"The Preakness is part of life in Baltimore," Teixeria said. "I've been to Pimlico just on a random day to watch the racing, which was fun because horse racing has always been interesting to me. Then two years, my junior and senior years of high school, actually, I just went to the infield with some friends and spent the day. I think it's more about the event for us than the actual horses, nothing against the horses, but they change every year. It's not like watching the Orioles or the Yankees, where you can get used to seeing the same people again and again, rooting for the same players. But to me it's just about the competition and the event and a great sport. When my kids are older, I'd like to take them to the Preakness. That would be a lot of fun."

This year, Teixeria picked Mucho Macho Man to win, Animal Kingdom to finish second and Dialed In to show.

"I know those will be the favorites, but everyone else is kind of grouped into the same category," he said. "Mucho Macho Man I know is going to be up there; I've just been hearing a lot about him. But you have to root for Animal Kingdom. I think it's so cool, I really do; any horse that wins the Derby, I root for to win the Preakness just because you want to see a Triple Crown winner sometime again."

Joba Chamberlain hasn't been to a thoroughbred racing track, but a friend of his is a harness racing driver, and he's watched standardbreds race before.

"It's fun to see the horses and what goes into it, and I like to watch," he said. "I'd love to go to the Derby."

Swisher was by far the most confident of the players.

"If you let me see the name, I'll pick you your winner," he said.

Back when the slugger was growing up in West Virginia, his family used to have horses. He said his wife, Joanna Garcia, owns horses in Los Angeles, and the couple likes to do a little trail riding to relax.

"I've been to little tracks but never a major race," Swisher said. "Maybe when I'm done I'll get a chance to go out there.

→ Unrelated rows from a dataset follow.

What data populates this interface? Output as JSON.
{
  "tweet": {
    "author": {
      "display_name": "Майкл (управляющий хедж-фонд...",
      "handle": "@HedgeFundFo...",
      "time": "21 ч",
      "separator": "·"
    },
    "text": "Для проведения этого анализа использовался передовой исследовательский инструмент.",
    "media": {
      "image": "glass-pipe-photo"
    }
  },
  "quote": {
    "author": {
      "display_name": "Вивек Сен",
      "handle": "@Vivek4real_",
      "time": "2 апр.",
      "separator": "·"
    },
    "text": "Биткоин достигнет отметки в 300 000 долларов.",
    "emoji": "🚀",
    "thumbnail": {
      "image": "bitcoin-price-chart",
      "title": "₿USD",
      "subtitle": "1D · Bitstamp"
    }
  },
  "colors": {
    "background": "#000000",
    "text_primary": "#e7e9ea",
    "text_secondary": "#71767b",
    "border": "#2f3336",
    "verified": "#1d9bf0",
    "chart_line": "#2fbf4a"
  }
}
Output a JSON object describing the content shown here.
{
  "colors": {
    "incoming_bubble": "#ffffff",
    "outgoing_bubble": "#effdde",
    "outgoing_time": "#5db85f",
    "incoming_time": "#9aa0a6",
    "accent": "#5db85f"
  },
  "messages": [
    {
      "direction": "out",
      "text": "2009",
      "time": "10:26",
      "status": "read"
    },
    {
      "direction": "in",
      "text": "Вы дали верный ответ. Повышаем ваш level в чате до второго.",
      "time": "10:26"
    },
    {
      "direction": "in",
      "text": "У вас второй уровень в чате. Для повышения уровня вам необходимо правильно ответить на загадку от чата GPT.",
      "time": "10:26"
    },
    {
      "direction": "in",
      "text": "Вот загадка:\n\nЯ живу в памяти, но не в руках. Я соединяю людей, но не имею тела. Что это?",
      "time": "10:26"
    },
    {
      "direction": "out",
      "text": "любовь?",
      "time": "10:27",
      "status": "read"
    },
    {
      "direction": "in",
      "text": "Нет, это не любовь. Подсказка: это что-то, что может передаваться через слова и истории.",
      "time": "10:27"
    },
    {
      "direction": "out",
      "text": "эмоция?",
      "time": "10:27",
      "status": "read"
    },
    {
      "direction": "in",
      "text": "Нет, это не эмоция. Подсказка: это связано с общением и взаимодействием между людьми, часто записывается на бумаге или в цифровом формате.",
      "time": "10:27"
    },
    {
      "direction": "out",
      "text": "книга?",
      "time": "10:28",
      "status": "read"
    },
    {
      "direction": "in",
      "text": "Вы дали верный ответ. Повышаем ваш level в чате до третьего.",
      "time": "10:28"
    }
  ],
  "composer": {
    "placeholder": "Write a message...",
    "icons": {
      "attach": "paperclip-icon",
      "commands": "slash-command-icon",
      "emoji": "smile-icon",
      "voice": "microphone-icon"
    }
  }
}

But a lot of our coaches love horses racing; a lot of the guys do. Our strength coach, Dana Cavalea, loves horse racing. What's so bananas is the amount of people that go to those things. And these big races take you back to when horse racing was more popular."

He picked Animal Kingdom to win, Mucho Macho Man to run second and Midnight Interlude to finish third, because "Anybody that wears that outfit on the horse definitely deserves to finish in the money."

"The crazy thing about it is -- athletes, actors, musicians -- people never really get to see the other side of them besides just what they do," Swisher said. "To me, horse racing is a sport; it's something you ought to pay attention to."